Criminal Law Process: What to Expect

The criminal justice system can be complex. Most cases take several weeks to months to conclude. After your arrest, there may be a bond hearing, arraignment, pre-trial conference, suppression hearing, trial and sentencing. Even after a verdict, your case could be appealed or you may face post-conviction issues involving probation or parole. These events can disrupt not only your life, but also the lives of those you love.

Misdemeanor Process

If it’s your first time dealing with a misdemeanor, you’ve probably got several questions about the process. When you’ve been arrested or charged with a misdemeanor, the first step you’ll encounter is a bond hearing. A bond hearing typically takes place within 24-hours of arrest and is a contract guaranteeing your appearance in court. It’s important to note that for more serious offenses, or if the bond may be denied. It is here the Court can impose pre-trial supervision and require certain conditions while out on bond.

As your case progresses through the court system you will have an arraignment, pre-trial conference, with a possible suppression hearing, disposition hearing, and sentencing or a jury trial. The arraignment is usually the first part of the misdemeanor process. At the arraignment, you’ll be read the charges you’ve been charged with. At this point, you’ll either plead “guilty” or “not guilty.” Based on this response, an additional hearing or sentencing may be imposed.

While the events throughout the misdemeanor process may seem frightening, we can get through them. If you’re unsure about the process, please reach out to me and set up a consult.

 

Felony Process

The felony process is more complex and has more serious implications. After an arrest, you will have a bond hearing and be advised of your rights. In some serious instances, whether you’re deemed a flight-risk or accused of a heinous crime, bond may be denied.
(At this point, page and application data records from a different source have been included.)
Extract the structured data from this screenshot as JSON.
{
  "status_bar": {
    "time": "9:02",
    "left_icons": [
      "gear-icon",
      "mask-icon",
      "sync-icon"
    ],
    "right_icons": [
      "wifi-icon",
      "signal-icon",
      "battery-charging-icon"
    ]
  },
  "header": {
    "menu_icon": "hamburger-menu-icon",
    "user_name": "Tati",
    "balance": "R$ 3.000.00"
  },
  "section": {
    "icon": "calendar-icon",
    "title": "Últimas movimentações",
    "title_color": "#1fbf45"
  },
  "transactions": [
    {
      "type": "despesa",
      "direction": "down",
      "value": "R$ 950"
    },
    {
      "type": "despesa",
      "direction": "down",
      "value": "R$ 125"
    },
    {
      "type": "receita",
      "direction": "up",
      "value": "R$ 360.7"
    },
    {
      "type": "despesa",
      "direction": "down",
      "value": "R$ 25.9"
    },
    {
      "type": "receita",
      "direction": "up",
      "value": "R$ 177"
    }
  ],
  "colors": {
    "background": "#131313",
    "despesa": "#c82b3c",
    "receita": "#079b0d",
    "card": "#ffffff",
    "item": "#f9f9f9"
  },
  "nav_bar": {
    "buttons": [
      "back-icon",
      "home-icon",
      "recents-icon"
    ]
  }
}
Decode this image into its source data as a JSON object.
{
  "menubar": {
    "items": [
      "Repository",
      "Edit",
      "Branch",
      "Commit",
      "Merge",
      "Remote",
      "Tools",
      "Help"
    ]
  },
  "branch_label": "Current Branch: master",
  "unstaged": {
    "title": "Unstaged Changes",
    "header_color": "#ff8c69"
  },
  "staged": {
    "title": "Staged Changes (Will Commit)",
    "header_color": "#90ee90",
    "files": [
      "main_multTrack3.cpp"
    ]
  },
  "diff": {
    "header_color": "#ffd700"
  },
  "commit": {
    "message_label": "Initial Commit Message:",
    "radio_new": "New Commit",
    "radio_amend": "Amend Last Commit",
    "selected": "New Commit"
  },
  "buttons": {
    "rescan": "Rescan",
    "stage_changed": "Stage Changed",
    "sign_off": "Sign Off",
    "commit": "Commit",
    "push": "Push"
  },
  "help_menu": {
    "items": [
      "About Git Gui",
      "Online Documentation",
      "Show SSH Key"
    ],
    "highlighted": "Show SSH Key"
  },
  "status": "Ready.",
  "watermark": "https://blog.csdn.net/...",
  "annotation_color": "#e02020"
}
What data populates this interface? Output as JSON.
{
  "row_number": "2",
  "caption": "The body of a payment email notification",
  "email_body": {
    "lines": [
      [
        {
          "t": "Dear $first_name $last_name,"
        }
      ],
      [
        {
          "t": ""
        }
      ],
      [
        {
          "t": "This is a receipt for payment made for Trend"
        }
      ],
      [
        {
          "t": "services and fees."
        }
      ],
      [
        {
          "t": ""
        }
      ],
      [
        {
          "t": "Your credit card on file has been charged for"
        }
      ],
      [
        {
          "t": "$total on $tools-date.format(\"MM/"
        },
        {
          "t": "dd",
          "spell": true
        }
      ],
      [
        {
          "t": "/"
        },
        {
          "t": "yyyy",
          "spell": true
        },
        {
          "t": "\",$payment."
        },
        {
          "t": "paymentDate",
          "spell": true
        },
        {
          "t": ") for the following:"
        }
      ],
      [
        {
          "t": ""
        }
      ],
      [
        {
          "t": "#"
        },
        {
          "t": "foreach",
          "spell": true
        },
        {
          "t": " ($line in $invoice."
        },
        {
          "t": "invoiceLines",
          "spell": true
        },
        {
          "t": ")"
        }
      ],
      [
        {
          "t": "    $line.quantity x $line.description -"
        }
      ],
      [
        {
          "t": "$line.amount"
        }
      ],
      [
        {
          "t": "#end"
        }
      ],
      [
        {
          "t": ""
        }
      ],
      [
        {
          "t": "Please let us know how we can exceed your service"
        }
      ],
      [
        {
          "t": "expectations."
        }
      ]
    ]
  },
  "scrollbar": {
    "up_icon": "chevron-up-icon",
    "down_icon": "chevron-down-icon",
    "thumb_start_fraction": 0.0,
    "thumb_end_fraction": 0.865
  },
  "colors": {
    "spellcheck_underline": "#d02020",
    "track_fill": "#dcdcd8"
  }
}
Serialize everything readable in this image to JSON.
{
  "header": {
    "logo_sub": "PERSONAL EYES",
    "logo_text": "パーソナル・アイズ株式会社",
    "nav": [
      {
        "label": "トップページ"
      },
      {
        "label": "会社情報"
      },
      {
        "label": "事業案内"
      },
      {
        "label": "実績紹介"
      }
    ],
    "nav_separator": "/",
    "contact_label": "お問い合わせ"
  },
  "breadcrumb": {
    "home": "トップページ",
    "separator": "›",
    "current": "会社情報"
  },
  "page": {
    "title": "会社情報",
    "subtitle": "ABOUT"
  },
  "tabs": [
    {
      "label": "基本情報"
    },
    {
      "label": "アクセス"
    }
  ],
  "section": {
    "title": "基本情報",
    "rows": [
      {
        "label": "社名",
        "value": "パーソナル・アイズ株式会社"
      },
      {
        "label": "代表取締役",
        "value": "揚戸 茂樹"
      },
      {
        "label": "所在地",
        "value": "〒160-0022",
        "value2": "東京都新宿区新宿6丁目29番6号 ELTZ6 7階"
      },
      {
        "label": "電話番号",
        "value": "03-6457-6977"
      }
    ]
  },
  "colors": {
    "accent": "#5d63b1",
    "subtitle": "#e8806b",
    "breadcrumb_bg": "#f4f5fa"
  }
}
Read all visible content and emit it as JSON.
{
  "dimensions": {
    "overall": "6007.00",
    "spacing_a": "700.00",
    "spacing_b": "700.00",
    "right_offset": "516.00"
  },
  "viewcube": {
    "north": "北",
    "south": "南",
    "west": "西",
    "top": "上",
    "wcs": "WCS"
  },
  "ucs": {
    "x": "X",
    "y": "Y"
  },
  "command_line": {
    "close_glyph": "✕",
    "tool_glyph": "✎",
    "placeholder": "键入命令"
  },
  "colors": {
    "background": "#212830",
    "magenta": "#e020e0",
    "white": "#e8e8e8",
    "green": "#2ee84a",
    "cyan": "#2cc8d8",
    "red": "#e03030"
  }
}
If bond is posed, it’s here the Court can impose pre-trial supervision and require certain conditions while you’re out on bond. Your case will also be assigned to a District Courtroom. With certain felony charges we can request a preliminary hearing. During the preliminary hearing, a judge will determine whether a crime, was in fact, committed. Furthermore, that the crime was committed by you, the defendant.

Through status conferences and negotiations with the District Attorney’s Office efforts will be made to reach a disposition in your case. If a resolution is not reached then a suppression hearing and jury trial are scheduled. Throughout the process, you will want an advocate by your side, protecting your rights and minimizing the consequences of a felony investigation. It’s important to not that it’s incredibly dangerous for the accused to speak with the prosecuting attorney directly. Divulging information to the prosecution can be used against you in court, so be sure to have an experienced felony defense attorney in your corner

Felony Process

The felony process is more complex and has more serious implications. After an arrest, you will have a bond hearing and be advised of your rights. In some serious instances, whether you’re deemed a flight-risk or accused of a heinous crime, bond may be denied.

If bond is posed, it’s here the Court can impose pre-trial supervision and require certain conditions while you’re out on bond. Your case will also be assigned to a District Courtroom. With certain felony charges we can request a preliminary hearing. During the preliminary hearing, a judge will determine whether a crime, was in fact, committed. Furthermore, that the crime was committed by you, the defendant.

Through status conferences and negotiations with the District Attorney’s Office efforts will be made to reach a disposition in your case. If a resolution is not reached then a suppression hearing and jury trial are scheduled. Throughout the process, you will want an advocate by your side, protecting your rights and minimizing the consequences of a felony investigation. It’s important to not that it’s incredibly dangerous for the accused to speak with the prosecuting attorney directly. Divulging information to the prosecution can be used against you in court, so be sure to have an experienced felony defense attorney in your corner

Schedule a Consult with David Johnson